  • During the autumn/winter season when there is more chance of fog it is key to ensure your car is in the best running state to tackle the conditions before it, meaning it is highly advisable to check your lights are working before setting off.

Video Demonstration

Hints & Tips

It is a legal requirement that all cars must have rear fog lights fitted.

Front fog lights are not a legal requirement but it makes sense to use them if you are unable to see very far.

Top Tips For Driving In Foggy Conditions:

  • Use fog lights when you need to.
  • Keep a greater distance – allow three seconds between you and the car in front.
  • Beware of other drivers not using headlights.
  • Use dipped headlights, wipers and demisters.
  • Don’t rely on automatic lights – they may not come on in fog.
  • Don’t rely on ‘daytime running lights’ alone – they only light the front.
  • Drive as fast as conditions will allow and no more.
  • Relying on another car’s rear lights to assist you through the fog is dangerous.
  • Keep your speed down so that you give yourself plenty of time to stop if you need to.
  • If a vehicle is too close behind you increase your speed slowly to widen distance between you but don’t speed up to widen the distance as this can be dangerous.

Final Thoughts

If you have to drive in fog, then do so by excising a lot of care and taking your time.

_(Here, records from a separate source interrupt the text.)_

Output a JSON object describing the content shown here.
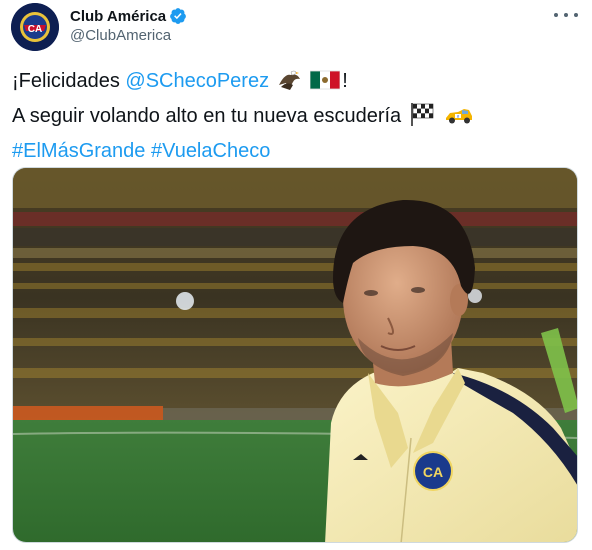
{
  "author": {
    "display_name": "Club América",
    "handle": "@ClubAmerica",
    "verified": true
  },
  "tweet": {
    "line1_prefix": "¡Felicidades ",
    "mention": "@SChecoPerez",
    "line1_suffix": "!",
    "line2": "A seguir volando alto en tu nueva escudería",
    "hashtag1": "#ElMásGrande",
    "hashtag2": "#VuelaCheco"
  },
  "media": {
    "crest_label": "CA"
  },
  "icons": [
    "verified-badge-icon",
    "more-options-icon",
    "eagle-emoji",
    "mexico-flag-emoji",
    "checkered-flag-emoji",
    "race-car-emoji"
  ],
  "colors": {
    "link": "#1d9bf0",
    "verified": "#1d9bf0",
    "secondary_text": "#536471",
    "jacket": "#f5ebb8",
    "stadium_yellow": "#c9a233"
  }
}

Like driving in other weather conditions, such as heavy rain or ice, it’s about driving safely and getting to your destination in one piece.

If it takes longer, so be it, it’s a small price to pay.

Further Resources